··· Available data
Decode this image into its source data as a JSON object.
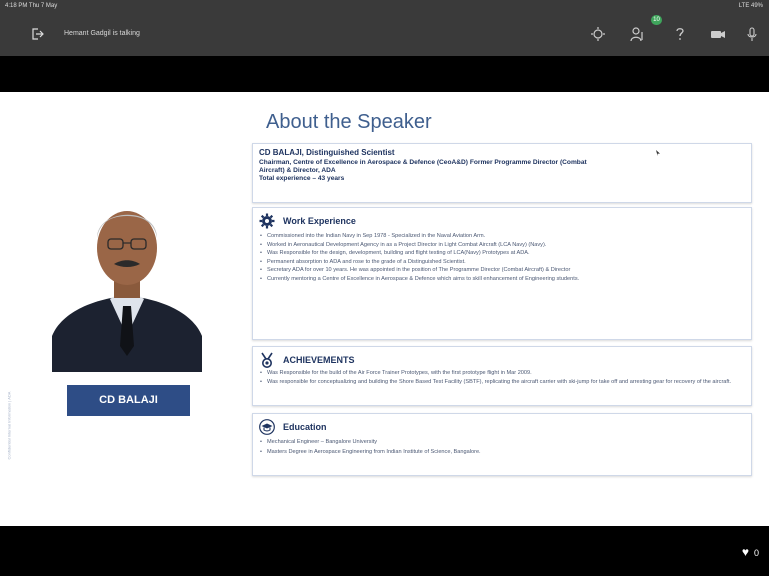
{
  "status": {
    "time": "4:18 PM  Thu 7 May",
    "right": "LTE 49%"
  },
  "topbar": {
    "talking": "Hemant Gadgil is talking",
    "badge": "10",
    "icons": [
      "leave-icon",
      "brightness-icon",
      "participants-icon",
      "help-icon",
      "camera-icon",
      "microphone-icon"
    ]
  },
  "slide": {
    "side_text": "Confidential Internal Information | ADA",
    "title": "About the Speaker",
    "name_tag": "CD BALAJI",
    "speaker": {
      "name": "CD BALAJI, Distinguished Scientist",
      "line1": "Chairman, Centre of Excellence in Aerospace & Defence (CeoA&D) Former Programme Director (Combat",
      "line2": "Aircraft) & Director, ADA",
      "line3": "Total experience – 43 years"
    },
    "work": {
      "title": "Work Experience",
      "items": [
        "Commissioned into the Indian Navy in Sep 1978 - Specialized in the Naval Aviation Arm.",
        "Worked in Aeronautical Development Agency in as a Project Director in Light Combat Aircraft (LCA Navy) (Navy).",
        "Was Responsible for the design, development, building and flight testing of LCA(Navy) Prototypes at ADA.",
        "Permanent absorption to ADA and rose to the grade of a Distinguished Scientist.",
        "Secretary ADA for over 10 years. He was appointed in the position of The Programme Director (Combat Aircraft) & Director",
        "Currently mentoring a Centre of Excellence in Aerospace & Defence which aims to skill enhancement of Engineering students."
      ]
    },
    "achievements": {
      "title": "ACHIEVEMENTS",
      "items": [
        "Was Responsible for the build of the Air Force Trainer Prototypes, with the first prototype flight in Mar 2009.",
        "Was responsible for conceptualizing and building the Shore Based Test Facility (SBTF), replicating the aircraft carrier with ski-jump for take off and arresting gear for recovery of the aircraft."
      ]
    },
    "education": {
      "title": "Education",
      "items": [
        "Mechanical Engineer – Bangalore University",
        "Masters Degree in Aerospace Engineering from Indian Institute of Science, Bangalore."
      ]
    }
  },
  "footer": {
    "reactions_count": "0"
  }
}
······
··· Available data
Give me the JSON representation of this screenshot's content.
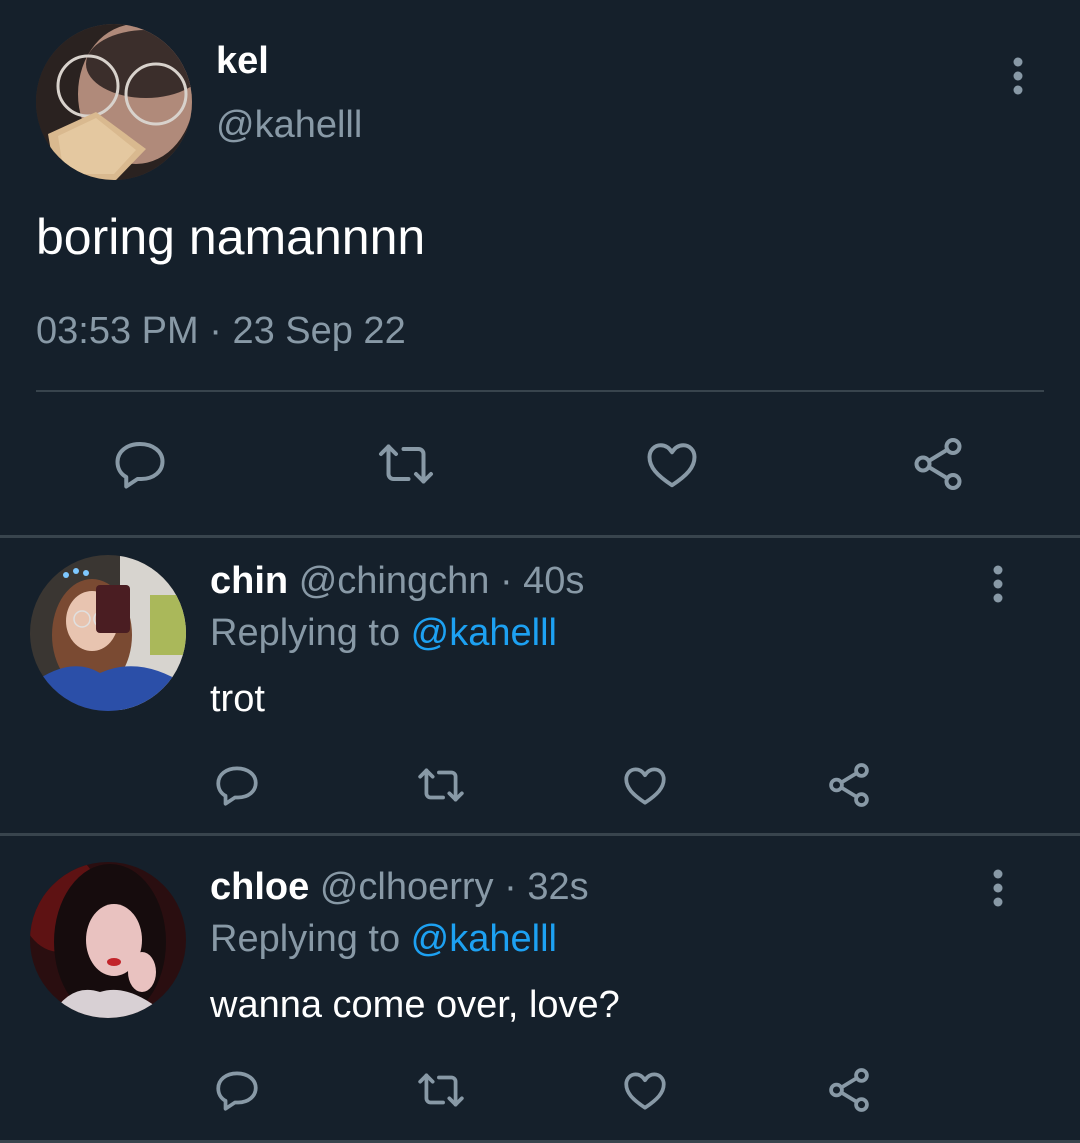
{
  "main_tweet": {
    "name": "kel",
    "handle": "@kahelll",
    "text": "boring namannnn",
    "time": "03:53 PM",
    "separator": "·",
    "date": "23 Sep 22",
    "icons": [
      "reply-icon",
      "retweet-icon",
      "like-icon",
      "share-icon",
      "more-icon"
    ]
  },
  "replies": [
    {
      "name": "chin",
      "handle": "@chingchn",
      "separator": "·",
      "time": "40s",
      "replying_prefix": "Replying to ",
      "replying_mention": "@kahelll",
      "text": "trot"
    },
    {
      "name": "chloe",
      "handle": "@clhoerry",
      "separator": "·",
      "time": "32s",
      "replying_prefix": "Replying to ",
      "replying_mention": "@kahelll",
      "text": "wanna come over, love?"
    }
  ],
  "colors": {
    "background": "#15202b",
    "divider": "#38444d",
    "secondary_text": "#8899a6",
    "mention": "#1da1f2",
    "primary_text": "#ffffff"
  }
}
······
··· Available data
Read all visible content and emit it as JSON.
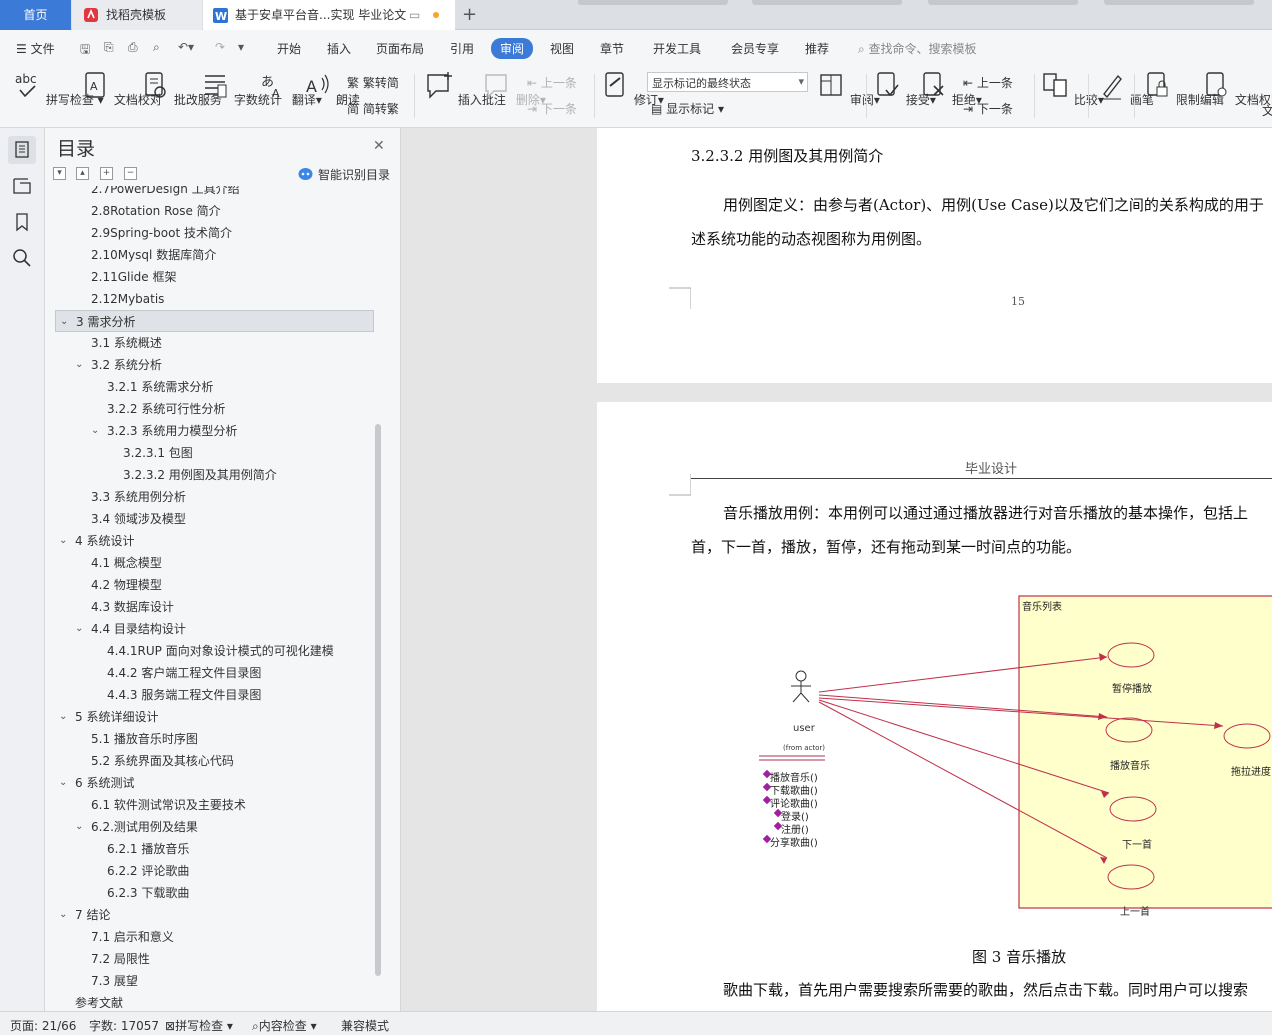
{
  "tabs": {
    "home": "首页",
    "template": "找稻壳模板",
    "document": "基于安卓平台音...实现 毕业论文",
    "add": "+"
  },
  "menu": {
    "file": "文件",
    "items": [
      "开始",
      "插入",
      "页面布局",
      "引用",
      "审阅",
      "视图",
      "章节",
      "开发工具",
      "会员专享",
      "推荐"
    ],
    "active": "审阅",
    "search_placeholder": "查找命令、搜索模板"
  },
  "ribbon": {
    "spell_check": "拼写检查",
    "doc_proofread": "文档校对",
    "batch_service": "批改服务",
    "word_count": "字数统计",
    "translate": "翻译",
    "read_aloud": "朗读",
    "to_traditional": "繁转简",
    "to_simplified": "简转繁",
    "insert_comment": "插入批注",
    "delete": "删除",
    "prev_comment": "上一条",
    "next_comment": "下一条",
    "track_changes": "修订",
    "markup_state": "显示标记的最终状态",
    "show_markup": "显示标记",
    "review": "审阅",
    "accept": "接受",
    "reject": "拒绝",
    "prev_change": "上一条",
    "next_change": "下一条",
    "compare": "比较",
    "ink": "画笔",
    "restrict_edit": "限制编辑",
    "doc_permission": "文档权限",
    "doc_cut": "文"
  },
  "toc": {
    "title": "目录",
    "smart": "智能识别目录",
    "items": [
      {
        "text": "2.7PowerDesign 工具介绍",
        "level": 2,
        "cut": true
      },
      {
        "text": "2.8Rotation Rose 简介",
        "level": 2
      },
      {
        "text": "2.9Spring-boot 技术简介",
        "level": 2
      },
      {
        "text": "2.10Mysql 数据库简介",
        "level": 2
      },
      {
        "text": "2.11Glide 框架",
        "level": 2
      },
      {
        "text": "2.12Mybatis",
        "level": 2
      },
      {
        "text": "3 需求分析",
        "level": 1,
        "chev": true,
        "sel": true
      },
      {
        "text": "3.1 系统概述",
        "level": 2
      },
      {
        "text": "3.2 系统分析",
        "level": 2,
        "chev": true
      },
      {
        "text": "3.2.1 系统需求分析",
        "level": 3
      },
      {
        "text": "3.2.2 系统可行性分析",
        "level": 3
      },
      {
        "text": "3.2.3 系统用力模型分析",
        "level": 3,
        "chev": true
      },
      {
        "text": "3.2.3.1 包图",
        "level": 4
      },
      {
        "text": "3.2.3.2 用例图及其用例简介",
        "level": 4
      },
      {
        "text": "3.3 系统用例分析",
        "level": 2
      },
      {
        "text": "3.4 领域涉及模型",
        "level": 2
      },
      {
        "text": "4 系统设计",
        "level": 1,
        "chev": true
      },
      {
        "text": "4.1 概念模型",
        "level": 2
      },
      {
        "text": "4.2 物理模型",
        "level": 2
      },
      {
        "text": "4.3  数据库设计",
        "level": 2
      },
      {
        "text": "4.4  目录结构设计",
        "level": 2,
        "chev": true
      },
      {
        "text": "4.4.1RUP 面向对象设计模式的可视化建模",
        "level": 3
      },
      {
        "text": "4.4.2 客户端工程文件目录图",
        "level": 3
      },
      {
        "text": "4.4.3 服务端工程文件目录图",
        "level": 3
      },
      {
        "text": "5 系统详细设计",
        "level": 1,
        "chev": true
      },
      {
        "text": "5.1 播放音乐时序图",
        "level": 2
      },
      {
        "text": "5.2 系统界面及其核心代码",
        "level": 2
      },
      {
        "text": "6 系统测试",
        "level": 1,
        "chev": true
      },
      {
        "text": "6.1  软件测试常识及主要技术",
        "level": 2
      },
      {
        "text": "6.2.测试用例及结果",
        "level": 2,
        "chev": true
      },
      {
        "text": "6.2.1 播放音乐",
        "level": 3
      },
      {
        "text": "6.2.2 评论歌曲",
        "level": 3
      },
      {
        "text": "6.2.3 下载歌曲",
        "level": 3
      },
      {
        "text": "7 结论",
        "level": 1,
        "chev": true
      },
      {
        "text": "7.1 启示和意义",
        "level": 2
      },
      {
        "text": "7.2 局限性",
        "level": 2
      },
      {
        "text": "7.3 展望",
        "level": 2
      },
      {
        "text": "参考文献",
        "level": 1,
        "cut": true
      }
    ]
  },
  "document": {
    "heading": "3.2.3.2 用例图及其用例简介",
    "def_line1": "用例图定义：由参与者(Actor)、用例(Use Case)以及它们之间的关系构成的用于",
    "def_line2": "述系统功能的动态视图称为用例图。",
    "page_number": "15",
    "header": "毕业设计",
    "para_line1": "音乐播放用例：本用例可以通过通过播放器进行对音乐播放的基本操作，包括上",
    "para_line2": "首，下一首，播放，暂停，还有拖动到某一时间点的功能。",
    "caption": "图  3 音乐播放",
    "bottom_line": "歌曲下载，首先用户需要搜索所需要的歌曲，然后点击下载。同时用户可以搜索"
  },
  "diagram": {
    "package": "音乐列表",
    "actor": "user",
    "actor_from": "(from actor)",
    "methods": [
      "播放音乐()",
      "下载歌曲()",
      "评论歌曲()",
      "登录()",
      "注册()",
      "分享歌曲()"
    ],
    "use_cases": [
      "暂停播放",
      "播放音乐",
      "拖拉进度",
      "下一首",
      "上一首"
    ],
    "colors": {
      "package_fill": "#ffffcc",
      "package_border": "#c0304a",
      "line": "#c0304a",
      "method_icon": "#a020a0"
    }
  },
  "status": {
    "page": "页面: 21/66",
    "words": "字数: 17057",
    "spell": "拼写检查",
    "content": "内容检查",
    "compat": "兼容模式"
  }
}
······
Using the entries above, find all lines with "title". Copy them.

** Reply to the task **
    "title": "About the Speaker",
      "title": "Work Experience",
      "title": "ACHIEVEMENTS",
      "title": "Education",
    "title": "目录",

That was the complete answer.